“1619 Project” Creator Discusses Race, Slavery, Trump Pushback
On Tuesday, Sept. 14, Pulitzer Prize-winning journalist Nikole Hannah-Jones of The New York Times joined the 2020 virtual Texas Tribune Festival to talk with fellow Pulitzer winner Wesley Lowery about the impact of the Times' 1619 Project, including criticism from President Donald Trump.
First published last year to mark the 400th anniversary of the first African slaves arriving in the American colonies, the project seeks not only to center Black Americans in history but to show slavery's lasting impacts upon our world today. As Hannah-Jones put it, "Actually, slavery is as foundational to this country as freedom." The ongoing project of essays, podcast episodes, curriculum, and more draws connections between the legacy of slavery and modern American life. "The most common thing Black people hear when we talk about slavery," Hannah-Jones said, "is 'That was a long time ago; just get over it.' To produce a project that says it is impacting us everyday in America, you know you will get pushback."
She has received pushback.
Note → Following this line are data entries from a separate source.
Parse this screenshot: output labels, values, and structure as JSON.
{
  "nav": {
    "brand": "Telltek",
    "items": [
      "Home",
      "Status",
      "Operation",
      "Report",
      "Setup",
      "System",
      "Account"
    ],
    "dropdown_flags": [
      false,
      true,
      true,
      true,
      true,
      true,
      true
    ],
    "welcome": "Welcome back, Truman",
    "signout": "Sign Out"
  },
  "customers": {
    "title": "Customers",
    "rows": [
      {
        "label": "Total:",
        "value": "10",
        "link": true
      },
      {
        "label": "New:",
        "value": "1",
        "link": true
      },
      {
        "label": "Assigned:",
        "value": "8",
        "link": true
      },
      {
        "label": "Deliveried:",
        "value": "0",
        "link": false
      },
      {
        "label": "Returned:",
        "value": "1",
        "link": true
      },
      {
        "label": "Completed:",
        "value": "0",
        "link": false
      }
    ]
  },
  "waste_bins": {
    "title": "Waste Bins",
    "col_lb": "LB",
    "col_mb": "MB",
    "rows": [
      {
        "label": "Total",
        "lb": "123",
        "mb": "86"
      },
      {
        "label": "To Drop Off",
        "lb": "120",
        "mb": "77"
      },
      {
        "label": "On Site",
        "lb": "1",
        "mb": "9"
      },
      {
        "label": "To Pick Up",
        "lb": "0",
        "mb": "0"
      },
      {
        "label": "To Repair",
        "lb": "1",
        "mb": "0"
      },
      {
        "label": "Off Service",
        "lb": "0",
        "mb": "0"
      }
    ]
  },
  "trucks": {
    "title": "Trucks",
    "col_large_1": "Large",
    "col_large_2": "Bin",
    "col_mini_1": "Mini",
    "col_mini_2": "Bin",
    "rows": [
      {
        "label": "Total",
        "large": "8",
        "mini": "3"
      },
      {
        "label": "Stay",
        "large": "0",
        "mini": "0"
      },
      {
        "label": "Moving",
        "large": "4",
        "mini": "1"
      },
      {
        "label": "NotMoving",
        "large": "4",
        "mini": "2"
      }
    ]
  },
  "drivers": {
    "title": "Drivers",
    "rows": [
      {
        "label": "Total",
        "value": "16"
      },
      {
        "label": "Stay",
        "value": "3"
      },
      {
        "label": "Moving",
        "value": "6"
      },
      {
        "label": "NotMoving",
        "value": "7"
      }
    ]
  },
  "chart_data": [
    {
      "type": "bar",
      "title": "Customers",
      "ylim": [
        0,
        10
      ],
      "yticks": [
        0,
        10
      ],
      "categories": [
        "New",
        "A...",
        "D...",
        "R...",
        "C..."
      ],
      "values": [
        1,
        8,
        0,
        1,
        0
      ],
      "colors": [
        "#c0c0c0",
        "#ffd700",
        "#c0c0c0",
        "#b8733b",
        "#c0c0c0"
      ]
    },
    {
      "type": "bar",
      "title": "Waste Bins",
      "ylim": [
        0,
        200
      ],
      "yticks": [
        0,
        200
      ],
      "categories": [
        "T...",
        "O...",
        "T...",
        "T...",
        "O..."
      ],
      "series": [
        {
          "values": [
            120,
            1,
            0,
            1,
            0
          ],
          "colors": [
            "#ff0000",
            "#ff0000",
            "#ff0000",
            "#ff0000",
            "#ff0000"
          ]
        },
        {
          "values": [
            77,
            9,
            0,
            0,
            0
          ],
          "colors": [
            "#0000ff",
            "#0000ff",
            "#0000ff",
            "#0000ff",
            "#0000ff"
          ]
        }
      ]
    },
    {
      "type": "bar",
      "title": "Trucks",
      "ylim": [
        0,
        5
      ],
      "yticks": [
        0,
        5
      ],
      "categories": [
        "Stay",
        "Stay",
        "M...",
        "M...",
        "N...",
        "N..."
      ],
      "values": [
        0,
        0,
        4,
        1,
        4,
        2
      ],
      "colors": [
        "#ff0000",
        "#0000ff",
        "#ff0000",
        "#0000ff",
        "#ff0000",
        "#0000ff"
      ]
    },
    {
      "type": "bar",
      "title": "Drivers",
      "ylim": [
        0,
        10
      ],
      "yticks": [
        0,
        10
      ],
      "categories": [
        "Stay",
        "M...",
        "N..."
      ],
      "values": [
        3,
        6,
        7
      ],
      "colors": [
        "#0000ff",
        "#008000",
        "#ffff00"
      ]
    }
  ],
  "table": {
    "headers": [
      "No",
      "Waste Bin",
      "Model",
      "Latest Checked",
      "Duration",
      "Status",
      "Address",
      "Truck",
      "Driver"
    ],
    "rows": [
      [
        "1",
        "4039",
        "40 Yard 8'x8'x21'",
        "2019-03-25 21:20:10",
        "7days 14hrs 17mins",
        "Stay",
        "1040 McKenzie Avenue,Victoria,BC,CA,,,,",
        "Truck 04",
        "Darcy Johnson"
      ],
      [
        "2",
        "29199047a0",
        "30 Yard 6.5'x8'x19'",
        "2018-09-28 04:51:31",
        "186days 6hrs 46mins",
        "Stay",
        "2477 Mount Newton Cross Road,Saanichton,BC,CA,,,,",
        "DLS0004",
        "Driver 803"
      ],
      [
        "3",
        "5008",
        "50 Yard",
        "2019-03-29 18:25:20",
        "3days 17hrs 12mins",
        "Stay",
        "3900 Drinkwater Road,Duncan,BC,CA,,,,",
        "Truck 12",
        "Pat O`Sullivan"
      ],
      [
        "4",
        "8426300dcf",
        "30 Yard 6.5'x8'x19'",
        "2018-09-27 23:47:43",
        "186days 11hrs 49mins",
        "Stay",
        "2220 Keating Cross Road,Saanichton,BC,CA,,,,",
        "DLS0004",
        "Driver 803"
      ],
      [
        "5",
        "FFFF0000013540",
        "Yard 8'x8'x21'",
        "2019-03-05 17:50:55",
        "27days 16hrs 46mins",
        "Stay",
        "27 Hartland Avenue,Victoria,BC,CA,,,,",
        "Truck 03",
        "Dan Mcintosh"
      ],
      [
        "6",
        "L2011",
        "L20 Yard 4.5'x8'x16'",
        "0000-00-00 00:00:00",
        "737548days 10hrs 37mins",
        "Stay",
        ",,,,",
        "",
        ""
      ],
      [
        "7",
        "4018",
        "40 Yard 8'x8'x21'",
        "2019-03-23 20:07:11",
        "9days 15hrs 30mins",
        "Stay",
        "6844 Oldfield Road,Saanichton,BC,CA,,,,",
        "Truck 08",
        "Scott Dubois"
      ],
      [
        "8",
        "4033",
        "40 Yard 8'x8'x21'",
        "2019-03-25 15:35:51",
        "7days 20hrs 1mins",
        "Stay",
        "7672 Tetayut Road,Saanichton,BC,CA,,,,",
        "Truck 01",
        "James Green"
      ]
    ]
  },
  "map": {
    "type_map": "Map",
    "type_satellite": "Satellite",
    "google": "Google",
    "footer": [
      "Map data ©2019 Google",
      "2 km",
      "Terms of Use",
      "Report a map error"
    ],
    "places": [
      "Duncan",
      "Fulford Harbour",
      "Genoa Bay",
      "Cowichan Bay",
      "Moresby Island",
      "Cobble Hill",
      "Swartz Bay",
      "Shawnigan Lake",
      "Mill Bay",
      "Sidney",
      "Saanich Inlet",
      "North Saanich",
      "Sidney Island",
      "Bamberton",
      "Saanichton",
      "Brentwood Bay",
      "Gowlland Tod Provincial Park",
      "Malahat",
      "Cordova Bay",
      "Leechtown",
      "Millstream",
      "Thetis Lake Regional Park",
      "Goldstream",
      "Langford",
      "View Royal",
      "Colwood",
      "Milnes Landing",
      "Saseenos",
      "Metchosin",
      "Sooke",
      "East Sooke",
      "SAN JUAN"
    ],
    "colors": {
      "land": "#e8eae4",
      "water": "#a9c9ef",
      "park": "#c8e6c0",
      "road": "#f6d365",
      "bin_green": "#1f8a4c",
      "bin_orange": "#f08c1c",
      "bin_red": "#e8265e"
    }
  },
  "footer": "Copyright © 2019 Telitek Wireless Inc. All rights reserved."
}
After instructing federal agencies to end anti-racism trainings involving critical race theory, Trump threatened to pull funding from schools using the 1619 Project. While Hannah-Jones has addressed a few questions of historical accuracy, such as the role slavery played in the American Revolution, she rebukes criticisms that her work is divisive or overly cynical. "The way we've been taught to deal with that inherent hypocrisy of slavery," she said, "has been to treat [slavery] as marginal, as an aside, as an asterisk to history. Really what they're uncomfortable [about] is popularizing the story of slavery and centering Black people in the story on America."
Despite the presidential criticism, Hannah-Jones is satisfied that, though they may never read the project, now "even Trump supporters know the year 1619 ... that has been treated as an obscure date that most Americans never learn. Ultimately, I wanted us to force an acknowledgement of the presence of slavery as early as 1619."
Lowery moved on to discuss the role journalism plays in current conversations about systemic racism, both in historically contextualizing issues, and in excavating the industry's own issues. Hannah-Jones agreed that it's not enough to diversify newsrooms (though she admits, that in itself is an important and still unrecognized goal) but to allow journalists of color to do their job once in those positions. "A news organization can publish coverage and it can be good," Lowery said, "but can still make the work so miserable for the Black [journalists] trying to do it that it ends up not being worth it."
"Our ability to cover race well is not just because [we're] Black," Hannah-Jones said. "It's because we've studied it, we've researched it. But our expertise is considered bias."
Watch the event on demand as part of the 2020 virtual Texas Tribune festival; see ttf20.sched.com.